In contrast to Ferri's impatience for recognition in the West, Johanna Billing portrays a decidedly patient and long-term idea of the future. The sound of a singing rehearsal of Croatian school children draws visitors through the Tobacco Warehouse. The video is compelling to watch, it shows a painstaking music class of children training for a performance of the song 'We Live in a Magical World', and their high pitched attempts are perhaps more tentative than usual as the song is in the foreign language of English. The gentleness of Billing's metaphorical narrative hooks the viewer into the work and the catchy song lingers long after seeing the video. In a different part of the warehouse, planning and transformations were more explicit. The evidence of interventionist DIY make-overs are shown in a sequence of slide projections documenting Istanbul artist Ahmet Ögüt transforming parked cars with pre-made paper cut outs, changing one car into a yellow Istanbul taxi and another (quite convincingly) into a Turkish police car.
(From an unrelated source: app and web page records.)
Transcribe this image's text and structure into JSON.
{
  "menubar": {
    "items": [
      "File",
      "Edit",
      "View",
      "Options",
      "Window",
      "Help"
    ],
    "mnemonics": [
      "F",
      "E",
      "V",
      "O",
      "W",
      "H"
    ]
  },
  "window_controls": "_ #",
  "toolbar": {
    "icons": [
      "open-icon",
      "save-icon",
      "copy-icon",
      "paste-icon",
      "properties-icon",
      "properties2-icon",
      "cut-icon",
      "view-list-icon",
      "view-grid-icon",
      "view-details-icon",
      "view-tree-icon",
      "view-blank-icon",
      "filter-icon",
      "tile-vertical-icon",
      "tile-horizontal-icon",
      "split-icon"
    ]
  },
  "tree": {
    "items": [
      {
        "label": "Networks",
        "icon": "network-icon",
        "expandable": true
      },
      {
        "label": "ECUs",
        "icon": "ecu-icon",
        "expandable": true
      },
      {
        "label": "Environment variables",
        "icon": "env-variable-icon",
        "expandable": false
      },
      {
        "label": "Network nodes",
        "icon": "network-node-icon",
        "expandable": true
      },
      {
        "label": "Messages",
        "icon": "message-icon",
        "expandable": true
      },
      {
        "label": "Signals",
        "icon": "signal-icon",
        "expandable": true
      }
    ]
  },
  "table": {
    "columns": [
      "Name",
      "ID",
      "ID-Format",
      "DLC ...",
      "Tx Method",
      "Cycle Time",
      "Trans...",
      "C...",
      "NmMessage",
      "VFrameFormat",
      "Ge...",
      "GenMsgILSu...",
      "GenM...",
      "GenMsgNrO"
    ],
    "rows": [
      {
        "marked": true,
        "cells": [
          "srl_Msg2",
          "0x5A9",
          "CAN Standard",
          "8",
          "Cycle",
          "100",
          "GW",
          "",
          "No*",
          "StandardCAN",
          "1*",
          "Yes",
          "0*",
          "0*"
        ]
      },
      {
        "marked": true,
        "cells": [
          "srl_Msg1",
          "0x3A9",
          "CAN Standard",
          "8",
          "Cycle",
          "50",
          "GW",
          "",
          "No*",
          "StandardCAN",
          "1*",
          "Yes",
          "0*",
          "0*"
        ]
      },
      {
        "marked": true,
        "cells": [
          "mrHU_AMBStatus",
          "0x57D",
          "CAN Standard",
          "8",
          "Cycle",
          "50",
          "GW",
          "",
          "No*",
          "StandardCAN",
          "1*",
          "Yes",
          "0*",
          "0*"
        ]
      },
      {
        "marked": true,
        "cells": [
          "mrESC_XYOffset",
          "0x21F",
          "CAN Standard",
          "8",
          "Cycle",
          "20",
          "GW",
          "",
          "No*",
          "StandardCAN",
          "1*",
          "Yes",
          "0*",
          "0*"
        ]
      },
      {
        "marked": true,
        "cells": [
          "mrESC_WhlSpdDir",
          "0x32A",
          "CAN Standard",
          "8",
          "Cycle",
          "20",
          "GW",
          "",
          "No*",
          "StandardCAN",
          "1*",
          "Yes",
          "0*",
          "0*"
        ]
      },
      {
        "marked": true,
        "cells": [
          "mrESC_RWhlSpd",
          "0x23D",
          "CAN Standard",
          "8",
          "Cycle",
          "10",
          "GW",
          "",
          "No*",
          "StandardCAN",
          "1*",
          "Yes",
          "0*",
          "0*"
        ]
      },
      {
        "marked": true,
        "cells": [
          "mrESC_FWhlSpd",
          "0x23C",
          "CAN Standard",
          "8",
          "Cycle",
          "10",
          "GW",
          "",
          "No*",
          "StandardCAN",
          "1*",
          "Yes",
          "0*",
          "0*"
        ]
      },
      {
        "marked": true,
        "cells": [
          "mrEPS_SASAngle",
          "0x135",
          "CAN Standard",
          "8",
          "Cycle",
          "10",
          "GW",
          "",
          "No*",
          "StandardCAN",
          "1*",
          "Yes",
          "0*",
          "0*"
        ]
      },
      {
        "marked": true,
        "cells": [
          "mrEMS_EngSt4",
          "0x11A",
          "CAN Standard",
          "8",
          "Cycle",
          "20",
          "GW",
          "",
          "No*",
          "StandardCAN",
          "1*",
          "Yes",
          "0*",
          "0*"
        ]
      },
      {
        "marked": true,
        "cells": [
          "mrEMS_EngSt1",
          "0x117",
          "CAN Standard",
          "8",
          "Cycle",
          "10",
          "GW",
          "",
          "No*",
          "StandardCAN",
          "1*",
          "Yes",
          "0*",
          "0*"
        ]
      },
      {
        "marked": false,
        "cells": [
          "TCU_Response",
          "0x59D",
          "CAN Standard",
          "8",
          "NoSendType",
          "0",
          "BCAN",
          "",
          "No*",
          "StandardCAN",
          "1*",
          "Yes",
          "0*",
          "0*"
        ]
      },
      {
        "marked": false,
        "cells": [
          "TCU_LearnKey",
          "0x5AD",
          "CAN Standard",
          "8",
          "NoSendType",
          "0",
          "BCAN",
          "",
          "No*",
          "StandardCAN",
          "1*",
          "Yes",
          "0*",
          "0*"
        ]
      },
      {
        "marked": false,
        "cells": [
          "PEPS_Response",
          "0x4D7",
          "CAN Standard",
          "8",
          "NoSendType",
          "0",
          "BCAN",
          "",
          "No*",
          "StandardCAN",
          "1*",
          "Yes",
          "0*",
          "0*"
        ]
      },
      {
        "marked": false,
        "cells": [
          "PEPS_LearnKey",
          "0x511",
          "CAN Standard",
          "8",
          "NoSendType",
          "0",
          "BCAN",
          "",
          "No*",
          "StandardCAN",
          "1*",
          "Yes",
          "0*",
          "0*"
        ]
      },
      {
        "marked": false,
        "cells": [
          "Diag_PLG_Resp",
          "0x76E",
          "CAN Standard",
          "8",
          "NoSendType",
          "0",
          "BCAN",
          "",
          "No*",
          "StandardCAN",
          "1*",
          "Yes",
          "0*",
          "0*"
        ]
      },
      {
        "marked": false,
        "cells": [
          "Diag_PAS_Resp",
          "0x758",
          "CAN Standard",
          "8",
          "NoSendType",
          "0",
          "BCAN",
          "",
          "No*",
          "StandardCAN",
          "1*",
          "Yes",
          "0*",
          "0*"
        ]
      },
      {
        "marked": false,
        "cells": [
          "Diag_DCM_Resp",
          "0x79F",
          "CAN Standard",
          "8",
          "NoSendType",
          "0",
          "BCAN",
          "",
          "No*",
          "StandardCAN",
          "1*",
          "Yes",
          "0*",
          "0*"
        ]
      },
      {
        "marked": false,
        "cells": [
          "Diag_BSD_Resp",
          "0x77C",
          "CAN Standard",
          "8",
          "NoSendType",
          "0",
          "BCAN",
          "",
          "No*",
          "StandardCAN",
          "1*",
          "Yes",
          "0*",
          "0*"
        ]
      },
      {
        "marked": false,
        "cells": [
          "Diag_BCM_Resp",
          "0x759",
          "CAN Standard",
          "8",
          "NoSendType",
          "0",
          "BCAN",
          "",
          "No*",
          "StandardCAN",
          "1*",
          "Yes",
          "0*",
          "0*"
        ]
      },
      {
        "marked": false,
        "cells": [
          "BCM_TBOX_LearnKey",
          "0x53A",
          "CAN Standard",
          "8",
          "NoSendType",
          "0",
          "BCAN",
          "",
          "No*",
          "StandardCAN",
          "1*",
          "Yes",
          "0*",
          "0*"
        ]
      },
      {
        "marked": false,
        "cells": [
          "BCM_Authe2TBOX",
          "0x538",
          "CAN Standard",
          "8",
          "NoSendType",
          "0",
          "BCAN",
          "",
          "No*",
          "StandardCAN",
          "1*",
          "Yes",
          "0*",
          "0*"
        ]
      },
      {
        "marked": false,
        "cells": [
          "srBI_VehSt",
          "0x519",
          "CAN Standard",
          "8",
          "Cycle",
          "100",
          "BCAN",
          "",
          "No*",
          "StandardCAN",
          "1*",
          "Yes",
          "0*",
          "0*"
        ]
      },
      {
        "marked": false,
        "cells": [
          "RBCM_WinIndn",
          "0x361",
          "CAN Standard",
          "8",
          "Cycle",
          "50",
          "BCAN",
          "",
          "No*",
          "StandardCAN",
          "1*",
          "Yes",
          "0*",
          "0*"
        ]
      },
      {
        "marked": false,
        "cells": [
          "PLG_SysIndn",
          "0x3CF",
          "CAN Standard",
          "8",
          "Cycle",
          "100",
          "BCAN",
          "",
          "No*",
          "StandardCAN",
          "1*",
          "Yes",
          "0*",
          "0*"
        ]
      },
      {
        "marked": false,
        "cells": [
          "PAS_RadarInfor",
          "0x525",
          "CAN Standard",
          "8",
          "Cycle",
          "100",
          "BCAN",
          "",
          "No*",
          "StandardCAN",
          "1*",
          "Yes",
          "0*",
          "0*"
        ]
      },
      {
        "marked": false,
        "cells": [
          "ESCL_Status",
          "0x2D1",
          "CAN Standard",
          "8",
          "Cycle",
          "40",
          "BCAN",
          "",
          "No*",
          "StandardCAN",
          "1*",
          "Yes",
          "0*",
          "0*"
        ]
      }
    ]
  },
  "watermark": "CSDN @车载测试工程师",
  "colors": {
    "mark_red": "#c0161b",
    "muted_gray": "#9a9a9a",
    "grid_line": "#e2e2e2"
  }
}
Accommodating local artists who have felt overlooked by previous incarnations of the Istanbul biennale, the upper floor of the Antrepo No.5 is presented as a Hospitality Zone. Presenting an exhibition of Turkish artists curated by Halil Altendere and a project by the artists group Hafriyat, the Hospitality Zone is also a space to meet, chat and browse through a temporary library. The bookshelves offer hundreds of international art publications, brought together as part of Christoph Keller's Kiosk project. With the huge quantity of materials and complex group exhibitions, the upstairs space is fairly overwhelming. Far more intimate in scale and character was BAS project space opened just below Istiklal Caddesi by artist Banu Cennetoglu. Recently returned from ten years in northern Europe and New York, Banu presents her personal collection of artists' books that people can look through and talk about together. This space was not officially part of the Biennial but a very welcome addition to the more permanent scene in Istanbul, which, Banu explained, had changed so much during her time abroad that this space could not have previously been viable in the city.

Returning to London and talking with other Istanbul visitors there are distinct musical souvenirs that are shared during excited retellings of the experience of the biennale. A garbled form of Ganga is usually regarded of the highlight of the description of Maljkovic's work, and various high pitched renditions of Billings 'We live in a magical world' seems to have become the unofficial theme tune for Istanbul.


CURATORS Charles Esche / Vasif Kortun ASSISTANT CURATORS November Paynter / Esra Sarigedik ARTISTS Hüseyin Alptekin / Pawel Althamer / Halil Altindere / Yochai Avrahami / Yael bartana / Otto Berchem / Joanna Billing / Michael Blum / Daniel Bozhkov / Pavel Büchler / Phil Collins / Smadar Dreyfus / Lukas Duwenhögger / Maria Eichhorn / Gardar Eide Einarsson / Hala Elkoussy / Jon Mikel Euba / Cerith Wyn Evans / Jakup Ferri / Flying City / Luca Frei / Erik Göngrich / Gruppo A12 / Daniel Guzman / Hatice Güleryüz / IRWIN / Chris Johanson / Y. Z. Kami / Karl-Heinz Klopf / Servet Koçyigit / Yaron Leshem / David Maljkovic / Oda Projesi / Paulina Olowska / Silke Otto-Knapp / Ahmet Ögüt / Serkan Özkaya / Sener Özmen / Dan Perjovschi / Ola Pehrson / Khalil Raoah / Mario Rizzi / RUANGRUPA / Solmaz Shahbazi / Wael Shawky / Ahlam Shibli / Sean Snyder / Nedko Solakov / SUPERFLEX - Jens Haaning / Pilvi Takala / Tintin Wulia / Alexandra Ugay - Roman Maskalev / Axel John Wieder - Jesko Fezer